I was surprised, though, that Paxman did not delve more deeply into the “long-suffering mentality” of the English even under the most intense of circumstances, though he did reflect on the population’s outpouring of grief at Diana’s death as a puncturing of a ‘reserved façade’ normally associated with the English. This so-called disposition of the ‘stiff upper lip’ and ‘putting on a brave face’ would betray nothing, even on a train ride. Research seems to suggest that this default mode may be having significant impact on the health and well-being of the nation. It has become so chronic that maybe the whole nation may be in need of help!
Train journeys at Peak times are a fascinating and frustrating experience in the niceness and stiff upper lip of the English – in fact across the whole of the British Isles. In crowded trains – which not even transported animals according to European regulations would be subjected to – where you can feel the warm breath of passengers caressing exposed necks, faces, armpits, chests and breasts, swoon in the aroma of perfume or bear the brunt of sour breadths of your fellow travellers, I am always disturbed by the apparent quiet acceptance and nonchalant response of my fellow passengers as if nothing is amiss.
These packed out trains are worse than a crammed mini-bus on a Caribbean island. And when at a stop along the journey incoming passengers ask those inside to “move up the aisle, please”, I am always amused how quickly space is created without a murmur. In the Caribbean, I can imagine someone shouting back: “move up where, YOUR backside, mine or theirs?” Even more testing of one’s patience is the sudden appearance of a train conductor negotiating his way (they tend to be mainly men), climbing over passengers and luggage to examine the tickets. The audacity of it all is mind-boggling given that I thought that as a passenger I paid for a seat! I even once suggested to the ticket collector that it may helpful and fair if I am given a refund since I am standing all the way to my destination.

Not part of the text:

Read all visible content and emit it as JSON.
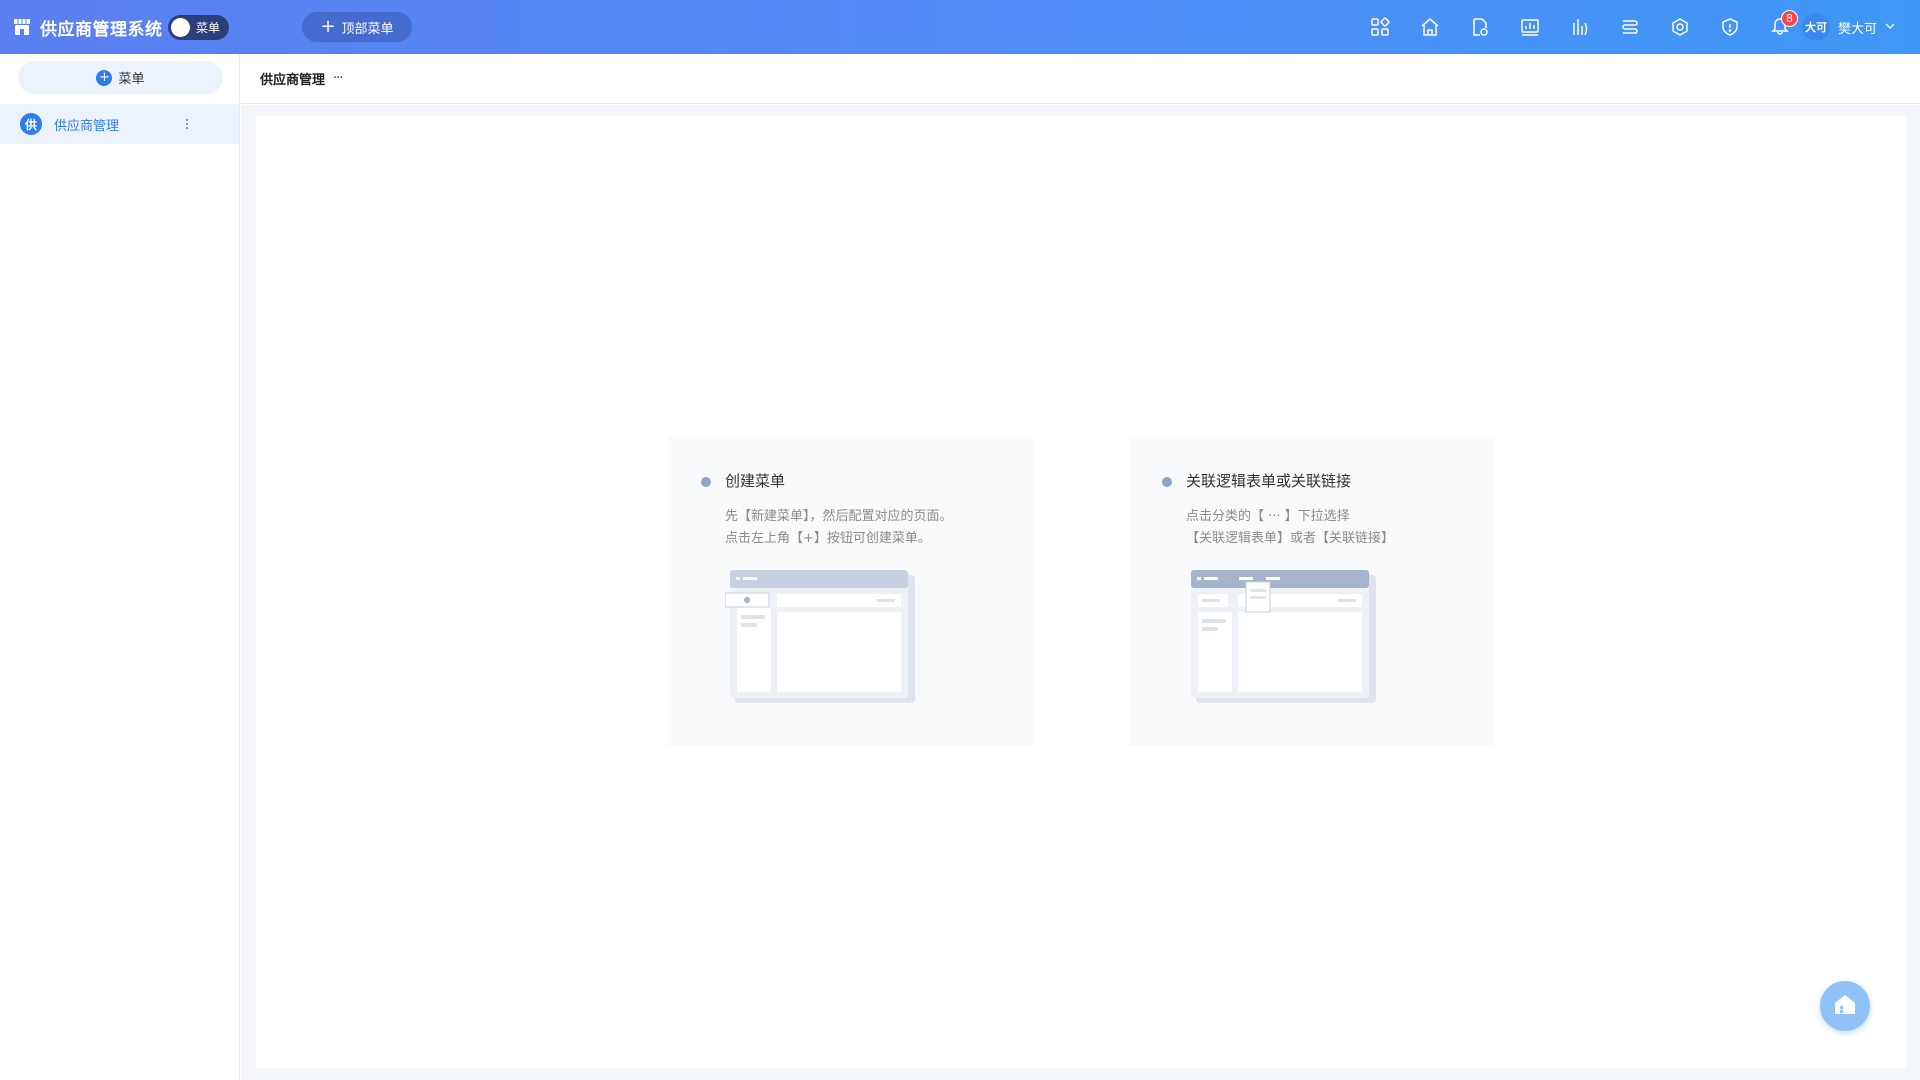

In that overcrowded train, he suggested without any emotion: “Sir, I would suggest you try to find a seat or you can step out and wait for the next service”, which by the way will also be crowded.

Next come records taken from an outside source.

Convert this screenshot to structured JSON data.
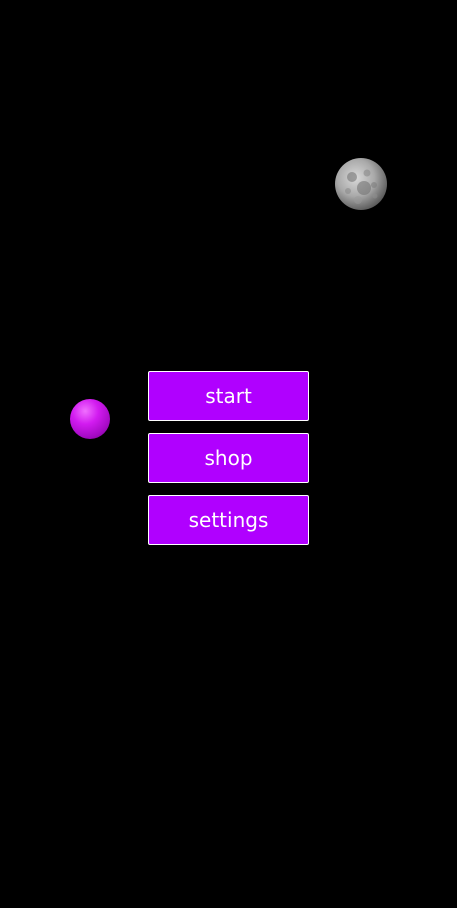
{
  "scene": {
    "background_color": "#000000",
    "moon_icon": "moon-icon",
    "ball_icon": "purple-ball-icon"
  },
  "menu": {
    "accent_color": "#b000ff",
    "start_label": "start",
    "shop_label": "shop",
    "settings_label": "settings"
  }
}
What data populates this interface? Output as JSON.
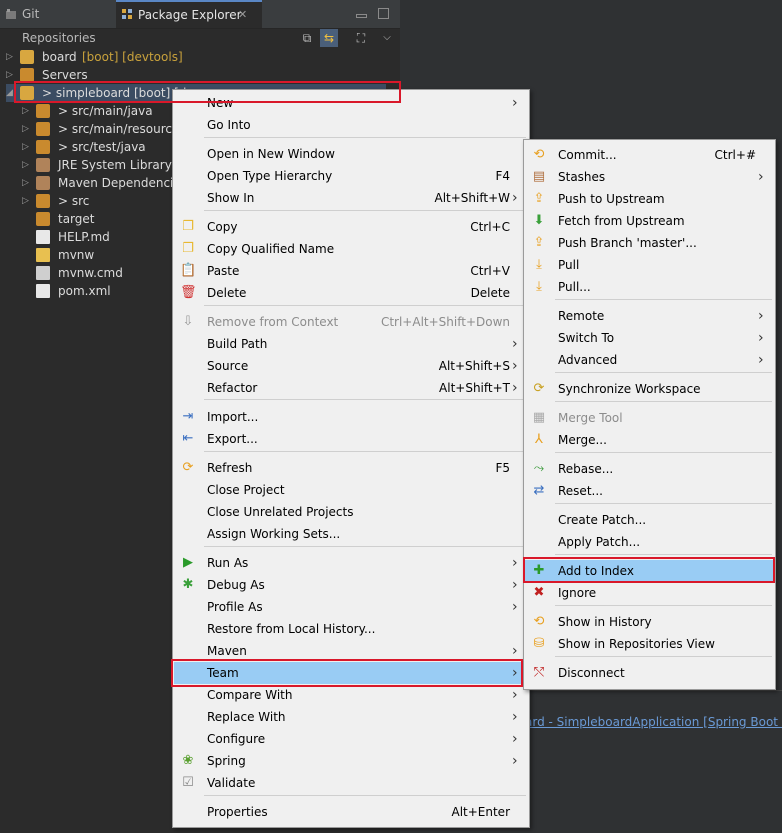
{
  "tabs": {
    "git_repositories": "Git Repositories",
    "package_explorer": "Package Explorer"
  },
  "tree": [
    {
      "label": "board",
      "decoration": "[boot] [devtools]",
      "arrow": "▷"
    },
    {
      "label": "Servers",
      "decoration": "",
      "arrow": "▷"
    },
    {
      "label": "> simpleboard [boot] [de",
      "decoration": "",
      "arrow": "◢"
    },
    {
      "label": "> src/main/java",
      "decoration": "",
      "arrow": "▷"
    },
    {
      "label": "> src/main/resources",
      "decoration": "",
      "arrow": "▷"
    },
    {
      "label": "> src/test/java",
      "decoration": "",
      "arrow": "▷"
    },
    {
      "label": "JRE System Library",
      "decoration": "[Ja",
      "arrow": "▷"
    },
    {
      "label": "Maven Dependencies",
      "decoration": "",
      "arrow": "▷"
    },
    {
      "label": "> src",
      "decoration": "",
      "arrow": "▷"
    },
    {
      "label": "target",
      "decoration": "",
      "arrow": ""
    },
    {
      "label": "HELP.md",
      "decoration": "",
      "arrow": ""
    },
    {
      "label": "mvnw",
      "decoration": "",
      "arrow": ""
    },
    {
      "label": "mvnw.cmd",
      "decoration": "",
      "arrow": ""
    },
    {
      "label": "pom.xml",
      "decoration": "",
      "arrow": ""
    }
  ],
  "context_menu": [
    {
      "label": "New",
      "shortcut": "",
      "submenu": true,
      "icon": ""
    },
    {
      "label": "Go Into",
      "shortcut": "",
      "submenu": false,
      "icon": ""
    },
    {
      "label": "Open in New Window",
      "shortcut": "",
      "submenu": false,
      "icon": ""
    },
    {
      "label": "Open Type Hierarchy",
      "shortcut": "F4",
      "submenu": false,
      "icon": ""
    },
    {
      "label": "Show In",
      "shortcut": "Alt+Shift+W",
      "submenu": true,
      "icon": ""
    },
    {
      "label": "Copy",
      "shortcut": "Ctrl+C",
      "submenu": false,
      "icon": "copy-icon"
    },
    {
      "label": "Copy Qualified Name",
      "shortcut": "",
      "submenu": false,
      "icon": "copy-qualified-icon"
    },
    {
      "label": "Paste",
      "shortcut": "Ctrl+V",
      "submenu": false,
      "icon": "paste-icon"
    },
    {
      "label": "Delete",
      "shortcut": "Delete",
      "submenu": false,
      "icon": "delete-icon"
    },
    {
      "label": "Remove from Context",
      "shortcut": "Ctrl+Alt+Shift+Down",
      "submenu": false,
      "icon": "remove-context-icon",
      "disabled": true
    },
    {
      "label": "Build Path",
      "shortcut": "",
      "submenu": true,
      "icon": ""
    },
    {
      "label": "Source",
      "shortcut": "Alt+Shift+S",
      "submenu": true,
      "icon": ""
    },
    {
      "label": "Refactor",
      "shortcut": "Alt+Shift+T",
      "submenu": true,
      "icon": ""
    },
    {
      "label": "Import...",
      "shortcut": "",
      "submenu": false,
      "icon": "import-icon"
    },
    {
      "label": "Export...",
      "shortcut": "",
      "submenu": false,
      "icon": "export-icon"
    },
    {
      "label": "Refresh",
      "shortcut": "F5",
      "submenu": false,
      "icon": "refresh-icon"
    },
    {
      "label": "Close Project",
      "shortcut": "",
      "submenu": false,
      "icon": ""
    },
    {
      "label": "Close Unrelated Projects",
      "shortcut": "",
      "submenu": false,
      "icon": ""
    },
    {
      "label": "Assign Working Sets...",
      "shortcut": "",
      "submenu": false,
      "icon": ""
    },
    {
      "label": "Run As",
      "shortcut": "",
      "submenu": true,
      "icon": "run-icon"
    },
    {
      "label": "Debug As",
      "shortcut": "",
      "submenu": true,
      "icon": "debug-icon"
    },
    {
      "label": "Profile As",
      "shortcut": "",
      "submenu": true,
      "icon": ""
    },
    {
      "label": "Restore from Local History...",
      "shortcut": "",
      "submenu": false,
      "icon": ""
    },
    {
      "label": "Maven",
      "shortcut": "",
      "submenu": true,
      "icon": ""
    },
    {
      "label": "Team",
      "shortcut": "",
      "submenu": true,
      "icon": "",
      "highlight": true
    },
    {
      "label": "Compare With",
      "shortcut": "",
      "submenu": true,
      "icon": ""
    },
    {
      "label": "Replace With",
      "shortcut": "",
      "submenu": true,
      "icon": ""
    },
    {
      "label": "Configure",
      "shortcut": "",
      "submenu": true,
      "icon": ""
    },
    {
      "label": "Spring",
      "shortcut": "",
      "submenu": true,
      "icon": "spring-icon"
    },
    {
      "label": "Validate",
      "shortcut": "",
      "submenu": false,
      "icon": "validate-icon"
    },
    {
      "label": "Properties",
      "shortcut": "Alt+Enter",
      "submenu": false,
      "icon": ""
    }
  ],
  "team_menu": [
    {
      "label": "Commit...",
      "shortcut": "Ctrl+#",
      "submenu": false,
      "icon": "commit-icon"
    },
    {
      "label": "Stashes",
      "shortcut": "",
      "submenu": true,
      "icon": "stash-icon"
    },
    {
      "label": "Push to Upstream",
      "shortcut": "",
      "submenu": false,
      "icon": "push-upstream-icon"
    },
    {
      "label": "Fetch from Upstream",
      "shortcut": "",
      "submenu": false,
      "icon": "fetch-upstream-icon"
    },
    {
      "label": "Push Branch 'master'...",
      "shortcut": "",
      "submenu": false,
      "icon": "push-branch-icon"
    },
    {
      "label": "Pull",
      "shortcut": "",
      "submenu": false,
      "icon": "pull-icon"
    },
    {
      "label": "Pull...",
      "shortcut": "",
      "submenu": false,
      "icon": "pull-dialog-icon"
    },
    {
      "label": "Remote",
      "shortcut": "",
      "submenu": true,
      "icon": ""
    },
    {
      "label": "Switch To",
      "shortcut": "",
      "submenu": true,
      "icon": ""
    },
    {
      "label": "Advanced",
      "shortcut": "",
      "submenu": true,
      "icon": ""
    },
    {
      "label": "Synchronize Workspace",
      "shortcut": "",
      "submenu": false,
      "icon": "synchronize-icon"
    },
    {
      "label": "Merge Tool",
      "shortcut": "",
      "submenu": false,
      "icon": "merge-tool-icon",
      "disabled": true
    },
    {
      "label": "Merge...",
      "shortcut": "",
      "submenu": false,
      "icon": "merge-icon"
    },
    {
      "label": "Rebase...",
      "shortcut": "",
      "submenu": false,
      "icon": "rebase-icon"
    },
    {
      "label": "Reset...",
      "shortcut": "",
      "submenu": false,
      "icon": "reset-icon"
    },
    {
      "label": "Create Patch...",
      "shortcut": "",
      "submenu": false,
      "icon": ""
    },
    {
      "label": "Apply Patch...",
      "shortcut": "",
      "submenu": false,
      "icon": ""
    },
    {
      "label": "Add to Index",
      "shortcut": "",
      "submenu": false,
      "icon": "add-to-index-icon",
      "highlight": true
    },
    {
      "label": "Ignore",
      "shortcut": "",
      "submenu": false,
      "icon": "ignore-icon"
    },
    {
      "label": "Show in History",
      "shortcut": "",
      "submenu": false,
      "icon": "history-icon"
    },
    {
      "label": "Show in Repositories View",
      "shortcut": "",
      "submenu": false,
      "icon": "repositories-view-icon"
    },
    {
      "label": "Disconnect",
      "shortcut": "",
      "submenu": false,
      "icon": "disconnect-icon"
    }
  ],
  "console_line": "ard - SimpleboardApplication [Spring Boot App"
}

But back to the passengers: these are mainly professional people on the way to work and I am sure their workplace travel rules will follow all the health and safety requirements about being seated and strapped into your seat on any moving vehicle or means of transport. Some of these travellers may even be managers and insurance brokers who would know that it is illegal to allow people to travel in an overcrowded vehicle and without being seated. Yet the train services can operate with impunity to crowd as many passengers as possible into a carriage to swell their coffers.

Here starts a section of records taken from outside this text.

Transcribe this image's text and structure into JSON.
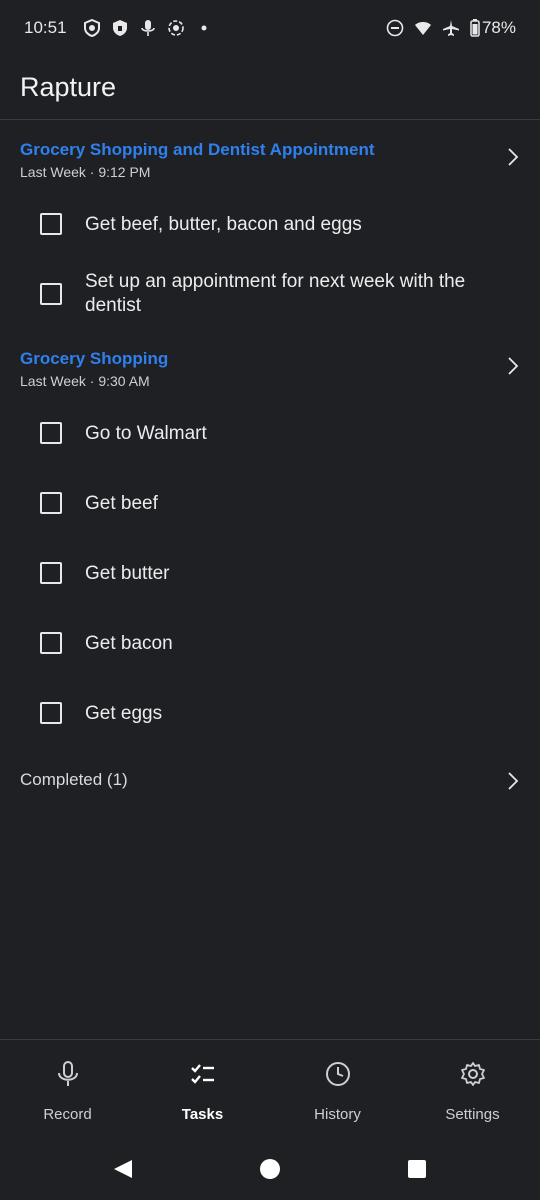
{
  "status_bar": {
    "time": "10:51",
    "battery": "78%",
    "left_icons": [
      "vpn-shield-icon",
      "privacy-shield-icon",
      "microphone-icon",
      "screen-record-icon",
      "notification-dot-icon"
    ],
    "right_icons": [
      "do-not-disturb-icon",
      "wifi-icon",
      "airplane-mode-icon",
      "battery-icon"
    ]
  },
  "app": {
    "title": "Rapture"
  },
  "groups": [
    {
      "title": "Grocery Shopping and Dentist Appointment",
      "meta": "Last Week · 9:12 PM",
      "tasks": [
        "Get beef, butter, bacon and eggs",
        "Set up an appointment for next week with the dentist"
      ]
    },
    {
      "title": "Grocery Shopping",
      "meta": "Last Week · 9:30 AM",
      "tasks": [
        "Go to Walmart",
        "Get beef",
        "Get butter",
        "Get bacon",
        "Get eggs"
      ]
    }
  ],
  "completed": {
    "label": "Completed (1)"
  },
  "bottom_nav": {
    "items": [
      {
        "label": "Record",
        "icon": "microphone-icon"
      },
      {
        "label": "Tasks",
        "icon": "checklist-icon",
        "active": true
      },
      {
        "label": "History",
        "icon": "clock-icon"
      },
      {
        "label": "Settings",
        "icon": "gear-icon"
      }
    ]
  },
  "colors": {
    "accent": "#2f80ed",
    "background": "#1f2023",
    "text": "#ececee"
  }
}
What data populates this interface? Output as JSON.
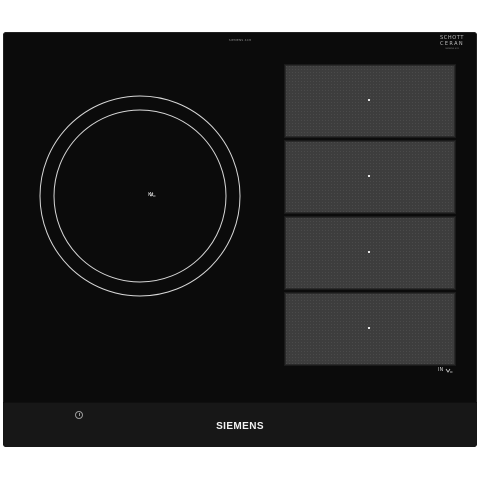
{
  "appliance": {
    "brand": "SIEMENS",
    "top_marking": "SIEMENS 4C8",
    "ceran_logo": {
      "line1": "SCHOTT",
      "line2": "CERAN",
      "line3": "SIEMENS 4C8"
    }
  },
  "zones": {
    "round_zone": {
      "label": "IN"
    },
    "flex_zone": {
      "label": "IN",
      "pad_count": 4
    }
  },
  "controls": {
    "power_icon": "power-icon"
  },
  "colors": {
    "glass": "#0b0b0b",
    "flex_pad": "#3d3d3d",
    "rings": "#d8d8d8",
    "brand": "#f2f2f2"
  }
}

Why do travellers not protest? Why can’t train commuters rise up and take to the streets? Do we need to get into a drunken stupor before we can take on such nonsense treatment? It is time to kick this habit of polite meekness. Enough of the “so-called” English reserve, “niceness” and “stiff upper lip”: it is time for a protest that carries a growl and some transforming bites! Perhaps, we need to take some hints from the strategy book of protestors from around the world. Until people stand up to be counted, individually and as a community, much of the dehumanising nonsense and gradual degradation of rights would continue to become entrenched as the norm in our life together. The grins and habit of operating with the freedom to treat us as they wish need to be exorcized!